"There is no problem so bad that you can't make it worse."

Chris Hadfield

Re: Engine out actions

Posted: Wed Mar 10, 2021 3:32 am
by GalaxyFlyer
Or, as an old instructor engineer used to tell, if you don’t the problem just wait til it gets bad enough to be a recognizable problem and do that procedure.

Re: Engine out actions

Posted: Wed Mar 10, 2021 4:31 am
by Starlionblue
GalaxyFlyer wrote:
Or, as an old instructor engineer used to tell, if you don’t the problem just wait til it gets bad enough to be a recognizable problem and do that procedure.


That's a good one.

The process of problem recognition is in many ways more crucial and difficult than problem resolution. If you know what the problem is, you typically have the tools to solve it. If you recognise the wrong problem, or even a non-existing problem, however, you can get into a heap of trouble.

Re: Engine out actions

Posted: Wed Mar 10, 2021 1:10 pm
by Strebav8or
SoCalPilot wrote:
Strebav8or wrote:
Speaking as a private pilot, that experienced the loss of the right main on the day of my solo.....
1. Aviate. Fly the airplane. Fly it safely. Altitude and airspeed will always be your friend. Remain calm and work the relevant checklist, if one, for the situation. No checklist, go to your basic airmanship and ensure the public's and your safety.
2. Navigate. determine your best course of action. In my case, we (my instructor was still with me) looked at a ditching near Homestead Bayfront Park, calling the Air Force Base to foam the runway, or which farmer's field was freshly plowed for the softest touchdown.
3. Communicate. Once you have achieved the first two, successfully, then make your radio call. Let the ATC, and other aircraft know of your intentions.

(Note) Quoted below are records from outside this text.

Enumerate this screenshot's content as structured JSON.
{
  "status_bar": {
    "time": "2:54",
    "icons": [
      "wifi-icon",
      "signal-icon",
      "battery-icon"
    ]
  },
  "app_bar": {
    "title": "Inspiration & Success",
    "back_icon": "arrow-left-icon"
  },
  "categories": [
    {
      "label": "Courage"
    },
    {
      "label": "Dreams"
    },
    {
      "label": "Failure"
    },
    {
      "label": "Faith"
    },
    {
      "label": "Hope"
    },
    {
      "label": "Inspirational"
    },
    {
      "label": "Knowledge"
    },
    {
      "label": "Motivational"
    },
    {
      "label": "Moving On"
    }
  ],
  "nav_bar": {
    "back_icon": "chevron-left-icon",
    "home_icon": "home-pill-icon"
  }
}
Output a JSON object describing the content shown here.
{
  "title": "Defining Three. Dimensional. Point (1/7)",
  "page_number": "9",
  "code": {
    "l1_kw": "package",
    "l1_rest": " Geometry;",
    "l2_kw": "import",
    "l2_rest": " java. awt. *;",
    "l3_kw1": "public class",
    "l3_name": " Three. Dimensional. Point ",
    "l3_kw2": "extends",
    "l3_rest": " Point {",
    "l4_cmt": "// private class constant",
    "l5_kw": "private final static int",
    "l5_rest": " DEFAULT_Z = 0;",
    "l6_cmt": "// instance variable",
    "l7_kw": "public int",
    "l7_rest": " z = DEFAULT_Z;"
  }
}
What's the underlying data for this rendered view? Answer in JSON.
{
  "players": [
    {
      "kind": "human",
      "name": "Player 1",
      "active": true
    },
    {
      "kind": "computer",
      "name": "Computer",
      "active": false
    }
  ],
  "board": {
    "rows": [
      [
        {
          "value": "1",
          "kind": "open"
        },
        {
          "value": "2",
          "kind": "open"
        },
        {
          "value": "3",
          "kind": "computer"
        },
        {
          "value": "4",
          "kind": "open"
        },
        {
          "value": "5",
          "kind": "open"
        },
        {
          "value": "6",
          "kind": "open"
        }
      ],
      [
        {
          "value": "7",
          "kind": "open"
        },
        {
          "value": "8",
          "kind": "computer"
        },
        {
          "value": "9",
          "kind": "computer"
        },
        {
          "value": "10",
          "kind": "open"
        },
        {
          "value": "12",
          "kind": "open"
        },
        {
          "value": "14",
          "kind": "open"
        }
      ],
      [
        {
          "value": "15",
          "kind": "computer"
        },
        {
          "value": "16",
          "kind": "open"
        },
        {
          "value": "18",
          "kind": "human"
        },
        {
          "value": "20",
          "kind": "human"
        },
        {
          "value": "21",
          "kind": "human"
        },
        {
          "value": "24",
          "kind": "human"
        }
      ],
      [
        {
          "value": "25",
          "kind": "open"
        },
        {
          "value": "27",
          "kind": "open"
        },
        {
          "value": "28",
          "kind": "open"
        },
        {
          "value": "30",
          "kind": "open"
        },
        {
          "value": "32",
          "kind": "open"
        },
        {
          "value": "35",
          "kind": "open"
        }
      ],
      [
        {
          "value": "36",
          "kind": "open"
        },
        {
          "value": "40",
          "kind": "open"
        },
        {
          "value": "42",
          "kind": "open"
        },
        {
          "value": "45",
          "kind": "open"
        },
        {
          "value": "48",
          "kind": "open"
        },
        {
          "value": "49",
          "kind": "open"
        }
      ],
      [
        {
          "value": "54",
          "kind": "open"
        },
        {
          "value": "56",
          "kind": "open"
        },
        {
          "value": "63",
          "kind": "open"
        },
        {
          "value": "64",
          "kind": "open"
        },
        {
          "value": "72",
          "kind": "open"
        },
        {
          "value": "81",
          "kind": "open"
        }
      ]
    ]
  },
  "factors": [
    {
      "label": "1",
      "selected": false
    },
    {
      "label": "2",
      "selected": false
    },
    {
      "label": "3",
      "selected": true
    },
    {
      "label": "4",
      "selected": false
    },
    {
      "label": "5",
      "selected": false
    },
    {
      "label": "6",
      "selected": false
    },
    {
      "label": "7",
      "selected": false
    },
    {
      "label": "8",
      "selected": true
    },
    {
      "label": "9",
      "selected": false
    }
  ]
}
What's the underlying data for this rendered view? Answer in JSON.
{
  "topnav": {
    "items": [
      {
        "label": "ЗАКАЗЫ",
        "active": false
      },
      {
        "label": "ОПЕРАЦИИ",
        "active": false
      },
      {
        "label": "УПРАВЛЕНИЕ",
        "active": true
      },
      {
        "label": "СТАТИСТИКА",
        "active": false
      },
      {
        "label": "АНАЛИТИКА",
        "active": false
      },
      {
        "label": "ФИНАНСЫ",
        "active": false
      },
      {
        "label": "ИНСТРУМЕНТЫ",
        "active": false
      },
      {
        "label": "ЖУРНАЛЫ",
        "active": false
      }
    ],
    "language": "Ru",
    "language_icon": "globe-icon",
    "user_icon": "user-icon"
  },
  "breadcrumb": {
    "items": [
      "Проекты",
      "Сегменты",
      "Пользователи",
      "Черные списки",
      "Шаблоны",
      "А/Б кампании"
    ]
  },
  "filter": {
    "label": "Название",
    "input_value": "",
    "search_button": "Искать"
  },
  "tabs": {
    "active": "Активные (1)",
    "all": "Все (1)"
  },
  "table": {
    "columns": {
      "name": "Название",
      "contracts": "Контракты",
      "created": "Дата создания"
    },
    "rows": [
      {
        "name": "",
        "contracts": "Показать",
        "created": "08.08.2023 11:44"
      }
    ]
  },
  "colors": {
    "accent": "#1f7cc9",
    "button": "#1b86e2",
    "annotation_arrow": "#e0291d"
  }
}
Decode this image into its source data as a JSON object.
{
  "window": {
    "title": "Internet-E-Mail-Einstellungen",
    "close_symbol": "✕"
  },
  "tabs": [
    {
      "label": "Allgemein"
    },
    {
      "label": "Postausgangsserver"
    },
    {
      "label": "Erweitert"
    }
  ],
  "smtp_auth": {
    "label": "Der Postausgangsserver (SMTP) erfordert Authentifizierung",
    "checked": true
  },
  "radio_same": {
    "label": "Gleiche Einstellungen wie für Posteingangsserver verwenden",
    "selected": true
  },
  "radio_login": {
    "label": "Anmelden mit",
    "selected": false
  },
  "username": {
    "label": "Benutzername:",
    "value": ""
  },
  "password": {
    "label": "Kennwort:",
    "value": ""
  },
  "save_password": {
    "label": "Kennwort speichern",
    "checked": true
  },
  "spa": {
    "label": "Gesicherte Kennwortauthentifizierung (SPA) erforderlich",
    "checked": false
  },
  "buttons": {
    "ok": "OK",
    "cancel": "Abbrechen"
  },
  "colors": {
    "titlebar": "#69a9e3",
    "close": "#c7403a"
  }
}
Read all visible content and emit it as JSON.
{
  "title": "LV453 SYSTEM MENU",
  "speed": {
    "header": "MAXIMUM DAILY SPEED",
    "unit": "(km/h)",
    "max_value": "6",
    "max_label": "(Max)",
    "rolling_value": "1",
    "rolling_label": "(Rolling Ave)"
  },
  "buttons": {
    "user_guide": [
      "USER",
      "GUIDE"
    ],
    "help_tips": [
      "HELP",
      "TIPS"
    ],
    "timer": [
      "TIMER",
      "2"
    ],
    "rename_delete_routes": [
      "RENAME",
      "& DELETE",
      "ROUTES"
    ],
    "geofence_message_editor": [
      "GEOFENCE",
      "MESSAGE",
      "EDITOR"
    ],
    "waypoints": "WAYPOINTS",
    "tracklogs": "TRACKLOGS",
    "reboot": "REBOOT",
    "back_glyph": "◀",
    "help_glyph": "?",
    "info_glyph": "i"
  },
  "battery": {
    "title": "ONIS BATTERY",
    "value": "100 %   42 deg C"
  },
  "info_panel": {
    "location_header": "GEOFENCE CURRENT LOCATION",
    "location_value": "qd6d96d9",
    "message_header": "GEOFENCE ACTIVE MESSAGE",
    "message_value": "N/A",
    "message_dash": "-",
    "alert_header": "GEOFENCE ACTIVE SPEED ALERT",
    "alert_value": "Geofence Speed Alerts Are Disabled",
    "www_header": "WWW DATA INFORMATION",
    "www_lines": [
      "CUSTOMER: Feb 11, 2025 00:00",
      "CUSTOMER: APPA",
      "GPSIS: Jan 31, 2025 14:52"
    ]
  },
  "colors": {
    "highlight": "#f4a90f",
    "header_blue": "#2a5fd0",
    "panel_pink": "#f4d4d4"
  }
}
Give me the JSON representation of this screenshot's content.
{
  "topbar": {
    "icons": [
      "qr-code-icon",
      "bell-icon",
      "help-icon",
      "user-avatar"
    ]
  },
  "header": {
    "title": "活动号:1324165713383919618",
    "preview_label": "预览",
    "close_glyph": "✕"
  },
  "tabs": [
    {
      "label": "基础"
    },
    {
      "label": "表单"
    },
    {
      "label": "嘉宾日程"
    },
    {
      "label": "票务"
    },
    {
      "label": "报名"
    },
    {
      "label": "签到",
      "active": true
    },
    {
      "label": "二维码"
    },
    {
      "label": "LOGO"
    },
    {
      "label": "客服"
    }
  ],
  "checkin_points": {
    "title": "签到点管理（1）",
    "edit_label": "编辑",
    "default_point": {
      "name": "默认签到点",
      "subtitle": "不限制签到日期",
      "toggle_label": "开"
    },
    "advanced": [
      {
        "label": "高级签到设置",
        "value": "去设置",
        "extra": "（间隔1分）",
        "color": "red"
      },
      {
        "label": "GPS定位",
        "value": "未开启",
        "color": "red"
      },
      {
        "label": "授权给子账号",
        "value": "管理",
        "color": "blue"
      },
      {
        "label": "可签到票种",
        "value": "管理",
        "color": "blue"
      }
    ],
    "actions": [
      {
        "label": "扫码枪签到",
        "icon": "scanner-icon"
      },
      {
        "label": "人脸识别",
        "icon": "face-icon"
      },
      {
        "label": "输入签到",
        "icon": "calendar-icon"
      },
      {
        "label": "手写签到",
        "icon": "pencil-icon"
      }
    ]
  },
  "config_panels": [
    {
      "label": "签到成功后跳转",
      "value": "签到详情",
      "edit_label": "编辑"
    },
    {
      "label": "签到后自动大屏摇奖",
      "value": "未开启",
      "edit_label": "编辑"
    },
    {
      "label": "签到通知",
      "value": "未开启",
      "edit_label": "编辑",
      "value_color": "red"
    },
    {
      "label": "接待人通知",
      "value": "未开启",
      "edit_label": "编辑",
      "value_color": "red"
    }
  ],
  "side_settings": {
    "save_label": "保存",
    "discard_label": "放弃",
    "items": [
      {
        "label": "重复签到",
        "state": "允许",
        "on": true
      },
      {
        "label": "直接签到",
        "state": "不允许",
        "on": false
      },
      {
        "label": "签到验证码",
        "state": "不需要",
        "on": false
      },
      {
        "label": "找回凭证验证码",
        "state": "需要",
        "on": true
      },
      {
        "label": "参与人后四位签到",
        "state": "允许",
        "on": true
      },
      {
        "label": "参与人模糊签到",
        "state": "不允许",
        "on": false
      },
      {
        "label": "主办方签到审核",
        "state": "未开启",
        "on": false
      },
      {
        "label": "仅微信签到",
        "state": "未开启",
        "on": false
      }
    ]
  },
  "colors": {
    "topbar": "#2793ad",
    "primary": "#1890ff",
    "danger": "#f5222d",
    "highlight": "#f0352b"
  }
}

These have to be done in this order and calmly. Panic or do these out of order and your are endangering lives.

When you say "loss of the right main" I assume you mean the right main wheel. If that's the case, why would you consider landing off airport or ditching as an option? That doesn't make much sense to me at all.

About the OP's post, GalaxyFlyer is right on. Before every engine shutdown you verify that it's the correct engine by retarding the throttle first. TransAsia 235 is a prime example of why you do this.


It was on a Piper Cherokee Warrior. We were left with a substantial chuck of steel that is directly below the fuel tank......of course, with 6 hours worth of 100LL on board.
We were looking at reducing our risk of fire.